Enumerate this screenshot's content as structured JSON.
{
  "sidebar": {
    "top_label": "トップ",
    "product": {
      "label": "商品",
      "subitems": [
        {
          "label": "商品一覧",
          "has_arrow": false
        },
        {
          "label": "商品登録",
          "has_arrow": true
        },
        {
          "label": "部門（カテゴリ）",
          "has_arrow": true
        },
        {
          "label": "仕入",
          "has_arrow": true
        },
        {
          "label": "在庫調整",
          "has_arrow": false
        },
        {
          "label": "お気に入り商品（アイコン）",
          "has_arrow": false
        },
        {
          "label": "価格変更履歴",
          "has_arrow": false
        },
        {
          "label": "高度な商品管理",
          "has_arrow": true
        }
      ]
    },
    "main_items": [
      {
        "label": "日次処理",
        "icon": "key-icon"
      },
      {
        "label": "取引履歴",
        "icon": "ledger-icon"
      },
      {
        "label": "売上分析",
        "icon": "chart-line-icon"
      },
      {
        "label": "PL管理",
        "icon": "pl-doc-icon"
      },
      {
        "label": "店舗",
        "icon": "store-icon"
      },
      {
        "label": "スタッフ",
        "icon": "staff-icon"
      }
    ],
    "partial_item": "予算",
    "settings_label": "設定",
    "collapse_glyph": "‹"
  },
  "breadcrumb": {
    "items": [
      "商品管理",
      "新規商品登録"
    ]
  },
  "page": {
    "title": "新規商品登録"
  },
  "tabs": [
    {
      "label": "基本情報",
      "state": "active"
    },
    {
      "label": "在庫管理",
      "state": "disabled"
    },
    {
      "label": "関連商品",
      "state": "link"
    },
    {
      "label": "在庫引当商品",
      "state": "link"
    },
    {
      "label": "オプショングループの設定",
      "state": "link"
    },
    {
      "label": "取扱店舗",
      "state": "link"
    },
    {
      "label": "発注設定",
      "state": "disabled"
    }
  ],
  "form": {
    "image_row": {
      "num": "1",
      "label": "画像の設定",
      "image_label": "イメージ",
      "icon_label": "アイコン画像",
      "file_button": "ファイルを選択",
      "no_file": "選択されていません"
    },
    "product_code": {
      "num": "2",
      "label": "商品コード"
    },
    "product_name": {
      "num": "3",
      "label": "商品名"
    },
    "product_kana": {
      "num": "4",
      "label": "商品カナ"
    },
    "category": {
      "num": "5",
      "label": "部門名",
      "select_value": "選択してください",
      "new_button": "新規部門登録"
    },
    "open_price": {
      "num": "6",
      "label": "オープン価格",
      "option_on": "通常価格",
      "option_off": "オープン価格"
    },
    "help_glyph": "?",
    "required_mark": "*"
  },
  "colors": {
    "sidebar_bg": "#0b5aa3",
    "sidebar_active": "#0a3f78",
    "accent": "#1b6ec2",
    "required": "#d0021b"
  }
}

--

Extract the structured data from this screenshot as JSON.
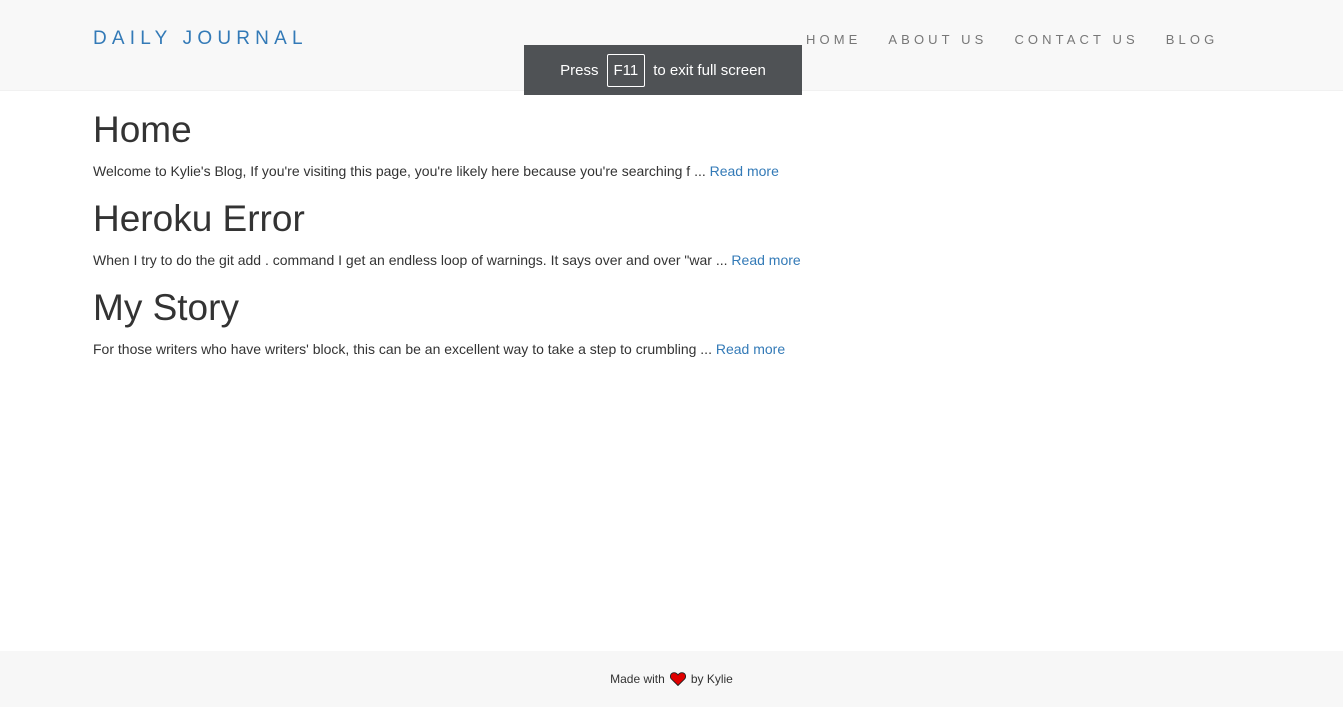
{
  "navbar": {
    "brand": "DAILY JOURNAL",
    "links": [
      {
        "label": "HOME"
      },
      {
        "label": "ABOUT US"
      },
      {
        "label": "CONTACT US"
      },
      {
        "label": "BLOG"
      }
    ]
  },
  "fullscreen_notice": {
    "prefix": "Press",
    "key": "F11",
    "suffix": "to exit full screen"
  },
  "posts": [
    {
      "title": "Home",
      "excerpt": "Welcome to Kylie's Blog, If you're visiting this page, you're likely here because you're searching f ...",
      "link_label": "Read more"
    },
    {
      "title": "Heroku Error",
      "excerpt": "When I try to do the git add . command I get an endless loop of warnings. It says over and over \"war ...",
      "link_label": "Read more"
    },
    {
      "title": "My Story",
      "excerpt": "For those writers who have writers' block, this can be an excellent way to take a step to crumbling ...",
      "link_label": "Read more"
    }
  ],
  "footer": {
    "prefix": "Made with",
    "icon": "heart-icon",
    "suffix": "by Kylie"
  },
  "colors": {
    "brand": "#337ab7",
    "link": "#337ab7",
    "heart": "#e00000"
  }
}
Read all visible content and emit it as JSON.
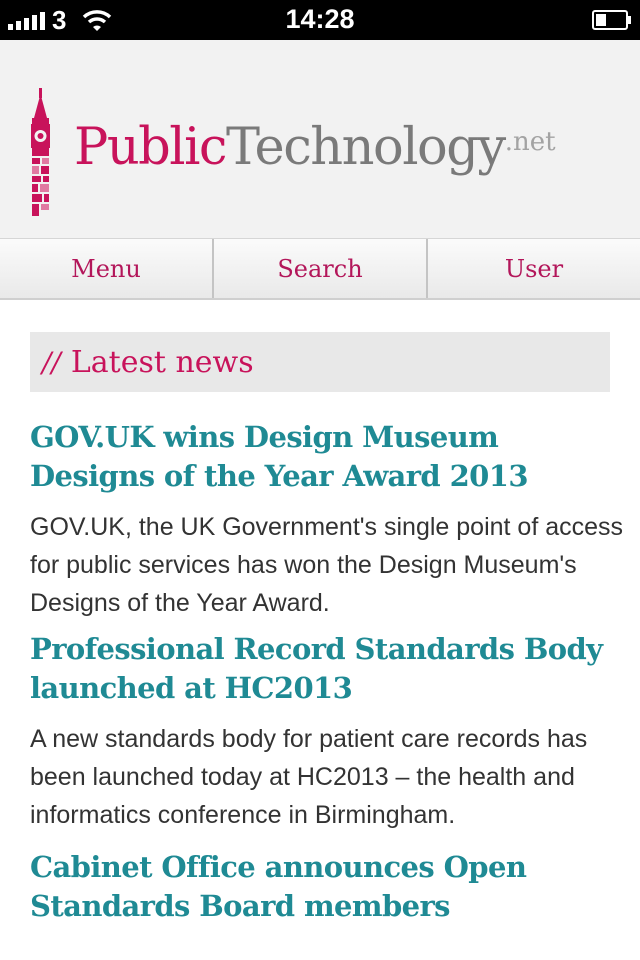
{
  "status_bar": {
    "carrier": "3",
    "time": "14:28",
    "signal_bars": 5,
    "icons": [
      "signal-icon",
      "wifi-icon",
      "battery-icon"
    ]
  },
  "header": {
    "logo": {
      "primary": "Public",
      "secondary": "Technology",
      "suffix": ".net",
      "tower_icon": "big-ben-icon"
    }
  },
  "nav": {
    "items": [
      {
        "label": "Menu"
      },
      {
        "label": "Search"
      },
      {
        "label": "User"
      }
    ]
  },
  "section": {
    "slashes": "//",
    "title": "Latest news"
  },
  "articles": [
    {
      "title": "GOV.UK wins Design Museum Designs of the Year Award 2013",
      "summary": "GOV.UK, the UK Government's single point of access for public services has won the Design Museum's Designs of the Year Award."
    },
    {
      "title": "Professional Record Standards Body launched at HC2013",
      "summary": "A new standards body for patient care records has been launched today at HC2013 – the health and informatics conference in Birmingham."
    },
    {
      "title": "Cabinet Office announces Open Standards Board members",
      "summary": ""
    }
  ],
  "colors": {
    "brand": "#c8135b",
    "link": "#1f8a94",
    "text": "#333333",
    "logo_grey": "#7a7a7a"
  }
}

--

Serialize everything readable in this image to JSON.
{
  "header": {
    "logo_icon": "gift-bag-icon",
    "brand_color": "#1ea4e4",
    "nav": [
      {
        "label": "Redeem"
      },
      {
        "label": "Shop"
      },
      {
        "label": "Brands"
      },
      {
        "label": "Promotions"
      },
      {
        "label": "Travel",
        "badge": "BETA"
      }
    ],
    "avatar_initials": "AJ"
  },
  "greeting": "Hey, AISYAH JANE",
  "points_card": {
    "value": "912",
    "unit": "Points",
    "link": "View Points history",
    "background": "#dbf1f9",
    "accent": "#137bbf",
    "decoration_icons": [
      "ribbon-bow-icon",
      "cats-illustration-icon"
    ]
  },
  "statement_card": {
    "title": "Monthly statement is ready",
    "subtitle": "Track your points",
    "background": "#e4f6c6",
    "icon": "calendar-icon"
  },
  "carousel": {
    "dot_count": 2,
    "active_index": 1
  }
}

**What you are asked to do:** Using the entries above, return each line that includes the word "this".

**Task result:**
Enumerate this screenshot's content as structured JSON.
Extract the structured data from this screenshot as JSON.
      "excerpt": "Welcome to Kylie's Blog, If you're visiting this page, you're likely here because you're searching f ...",
      "excerpt": "For those writers who have writers' block, this can be an excellent way to take a step to crumbling ...",
Serialize everything readable in this image to JSON.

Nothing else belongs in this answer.